The result should be every line in the data below that carries the string "HTTPЗапрос".
◆ ◆ ◆ ◆ ◆ ◆ ◆
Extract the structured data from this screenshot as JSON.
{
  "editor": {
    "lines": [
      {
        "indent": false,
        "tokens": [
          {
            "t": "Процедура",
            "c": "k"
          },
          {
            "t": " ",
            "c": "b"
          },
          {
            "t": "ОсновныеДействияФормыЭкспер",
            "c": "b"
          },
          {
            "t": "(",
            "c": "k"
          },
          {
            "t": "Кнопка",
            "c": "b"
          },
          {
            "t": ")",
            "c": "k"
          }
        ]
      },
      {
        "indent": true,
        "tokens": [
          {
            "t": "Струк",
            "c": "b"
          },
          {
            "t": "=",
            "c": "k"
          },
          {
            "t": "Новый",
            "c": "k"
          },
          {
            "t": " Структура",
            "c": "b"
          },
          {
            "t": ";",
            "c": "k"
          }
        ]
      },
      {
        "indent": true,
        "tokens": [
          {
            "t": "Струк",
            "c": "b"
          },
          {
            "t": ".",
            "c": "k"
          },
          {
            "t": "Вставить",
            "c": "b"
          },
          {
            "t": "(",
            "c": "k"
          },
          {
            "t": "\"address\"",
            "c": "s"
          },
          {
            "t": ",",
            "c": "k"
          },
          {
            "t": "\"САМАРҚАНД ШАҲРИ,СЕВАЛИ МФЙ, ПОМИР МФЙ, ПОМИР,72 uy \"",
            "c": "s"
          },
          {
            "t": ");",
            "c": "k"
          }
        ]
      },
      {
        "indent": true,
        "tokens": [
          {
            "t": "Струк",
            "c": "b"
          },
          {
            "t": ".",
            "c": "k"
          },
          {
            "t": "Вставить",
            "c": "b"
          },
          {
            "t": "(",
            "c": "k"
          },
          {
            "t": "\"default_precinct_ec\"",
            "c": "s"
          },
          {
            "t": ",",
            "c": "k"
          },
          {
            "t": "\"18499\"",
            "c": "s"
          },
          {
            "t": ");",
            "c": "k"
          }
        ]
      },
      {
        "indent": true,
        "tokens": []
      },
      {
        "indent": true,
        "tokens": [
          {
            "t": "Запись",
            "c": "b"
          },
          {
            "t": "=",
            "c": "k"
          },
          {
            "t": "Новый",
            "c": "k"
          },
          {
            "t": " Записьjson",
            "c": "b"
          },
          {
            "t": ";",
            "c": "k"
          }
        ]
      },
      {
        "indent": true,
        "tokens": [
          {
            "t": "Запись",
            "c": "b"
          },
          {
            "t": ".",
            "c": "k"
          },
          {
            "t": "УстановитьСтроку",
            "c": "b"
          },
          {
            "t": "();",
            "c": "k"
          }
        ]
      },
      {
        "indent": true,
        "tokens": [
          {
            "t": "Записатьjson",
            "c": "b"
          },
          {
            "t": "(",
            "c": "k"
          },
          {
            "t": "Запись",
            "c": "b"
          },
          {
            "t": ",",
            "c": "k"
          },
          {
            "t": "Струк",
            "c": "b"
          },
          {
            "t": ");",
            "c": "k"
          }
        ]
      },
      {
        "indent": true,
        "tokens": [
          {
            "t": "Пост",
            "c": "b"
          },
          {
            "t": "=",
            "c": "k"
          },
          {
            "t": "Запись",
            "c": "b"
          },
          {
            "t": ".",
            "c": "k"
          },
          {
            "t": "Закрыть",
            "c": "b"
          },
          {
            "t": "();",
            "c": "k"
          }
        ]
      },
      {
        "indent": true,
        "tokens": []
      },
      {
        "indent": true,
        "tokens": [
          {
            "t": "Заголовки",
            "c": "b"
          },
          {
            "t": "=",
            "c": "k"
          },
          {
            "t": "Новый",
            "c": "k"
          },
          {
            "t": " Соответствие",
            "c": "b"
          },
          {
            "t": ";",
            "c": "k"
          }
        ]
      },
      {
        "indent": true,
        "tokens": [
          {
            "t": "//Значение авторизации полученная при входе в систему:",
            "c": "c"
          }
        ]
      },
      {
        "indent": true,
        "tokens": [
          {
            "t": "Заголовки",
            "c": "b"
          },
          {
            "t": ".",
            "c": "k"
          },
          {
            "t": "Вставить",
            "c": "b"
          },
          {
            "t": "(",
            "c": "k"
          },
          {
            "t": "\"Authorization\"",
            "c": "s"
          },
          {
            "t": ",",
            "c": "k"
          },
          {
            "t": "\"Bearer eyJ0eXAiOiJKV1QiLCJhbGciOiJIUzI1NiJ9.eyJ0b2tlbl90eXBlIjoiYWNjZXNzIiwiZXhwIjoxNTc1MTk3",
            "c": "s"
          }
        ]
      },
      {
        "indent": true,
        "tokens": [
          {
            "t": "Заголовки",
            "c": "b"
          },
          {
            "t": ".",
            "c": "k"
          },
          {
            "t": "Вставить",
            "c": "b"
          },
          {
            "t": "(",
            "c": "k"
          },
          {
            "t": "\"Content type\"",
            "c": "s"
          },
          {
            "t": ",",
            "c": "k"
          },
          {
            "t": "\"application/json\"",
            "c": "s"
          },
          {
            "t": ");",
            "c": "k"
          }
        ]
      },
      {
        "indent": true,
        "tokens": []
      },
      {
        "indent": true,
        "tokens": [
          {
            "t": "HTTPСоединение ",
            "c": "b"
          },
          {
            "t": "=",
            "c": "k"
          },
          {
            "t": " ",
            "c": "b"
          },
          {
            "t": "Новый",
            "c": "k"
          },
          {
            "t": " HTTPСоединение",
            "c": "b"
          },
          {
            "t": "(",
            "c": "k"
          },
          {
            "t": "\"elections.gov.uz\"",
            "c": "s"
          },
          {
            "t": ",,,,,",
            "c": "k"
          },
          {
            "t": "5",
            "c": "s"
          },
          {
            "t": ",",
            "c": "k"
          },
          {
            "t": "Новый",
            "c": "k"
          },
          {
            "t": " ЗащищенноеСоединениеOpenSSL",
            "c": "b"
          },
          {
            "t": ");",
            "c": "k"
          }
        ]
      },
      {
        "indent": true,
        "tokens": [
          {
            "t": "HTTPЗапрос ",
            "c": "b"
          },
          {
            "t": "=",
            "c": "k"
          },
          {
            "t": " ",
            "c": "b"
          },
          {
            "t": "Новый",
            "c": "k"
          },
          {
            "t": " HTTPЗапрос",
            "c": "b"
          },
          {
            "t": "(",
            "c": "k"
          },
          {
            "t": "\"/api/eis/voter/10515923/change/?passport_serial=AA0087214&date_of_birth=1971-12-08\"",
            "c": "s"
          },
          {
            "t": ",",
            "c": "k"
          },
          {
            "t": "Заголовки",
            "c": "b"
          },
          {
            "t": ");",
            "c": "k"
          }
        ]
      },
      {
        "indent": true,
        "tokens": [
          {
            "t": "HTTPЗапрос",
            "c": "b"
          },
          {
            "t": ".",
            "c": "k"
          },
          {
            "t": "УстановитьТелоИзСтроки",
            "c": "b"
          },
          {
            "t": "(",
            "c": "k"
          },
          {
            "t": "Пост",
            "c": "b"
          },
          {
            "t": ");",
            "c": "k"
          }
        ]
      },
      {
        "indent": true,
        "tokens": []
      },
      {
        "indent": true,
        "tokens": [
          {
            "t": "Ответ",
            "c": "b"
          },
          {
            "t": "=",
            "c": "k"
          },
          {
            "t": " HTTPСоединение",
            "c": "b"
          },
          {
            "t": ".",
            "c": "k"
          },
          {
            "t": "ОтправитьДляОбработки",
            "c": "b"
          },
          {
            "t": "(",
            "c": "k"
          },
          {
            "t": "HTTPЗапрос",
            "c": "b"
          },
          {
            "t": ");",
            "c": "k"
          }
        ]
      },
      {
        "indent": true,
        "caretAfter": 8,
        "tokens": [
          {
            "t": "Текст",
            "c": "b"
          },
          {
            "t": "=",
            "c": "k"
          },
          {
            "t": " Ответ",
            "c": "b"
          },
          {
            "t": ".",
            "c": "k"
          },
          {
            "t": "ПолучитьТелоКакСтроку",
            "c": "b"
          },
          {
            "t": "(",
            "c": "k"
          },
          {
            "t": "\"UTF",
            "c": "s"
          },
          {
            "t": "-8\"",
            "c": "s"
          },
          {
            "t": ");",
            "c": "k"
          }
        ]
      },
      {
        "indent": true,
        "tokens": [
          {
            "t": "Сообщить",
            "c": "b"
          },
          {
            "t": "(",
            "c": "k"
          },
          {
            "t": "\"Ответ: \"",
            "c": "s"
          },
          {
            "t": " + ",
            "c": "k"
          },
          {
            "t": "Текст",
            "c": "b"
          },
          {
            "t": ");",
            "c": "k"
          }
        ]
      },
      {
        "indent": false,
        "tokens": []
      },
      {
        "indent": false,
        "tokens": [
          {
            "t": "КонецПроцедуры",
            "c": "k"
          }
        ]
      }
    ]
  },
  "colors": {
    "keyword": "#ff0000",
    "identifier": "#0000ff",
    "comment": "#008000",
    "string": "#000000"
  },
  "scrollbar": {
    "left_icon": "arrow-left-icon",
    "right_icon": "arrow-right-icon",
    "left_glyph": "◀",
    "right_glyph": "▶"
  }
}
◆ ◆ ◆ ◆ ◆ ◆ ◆
*Answer box:*
            "t": "HTTPЗапрос ",
            "t": " HTTPЗапрос",
            "t": "HTTPЗапрос",
            "t": "HTTPЗапрос",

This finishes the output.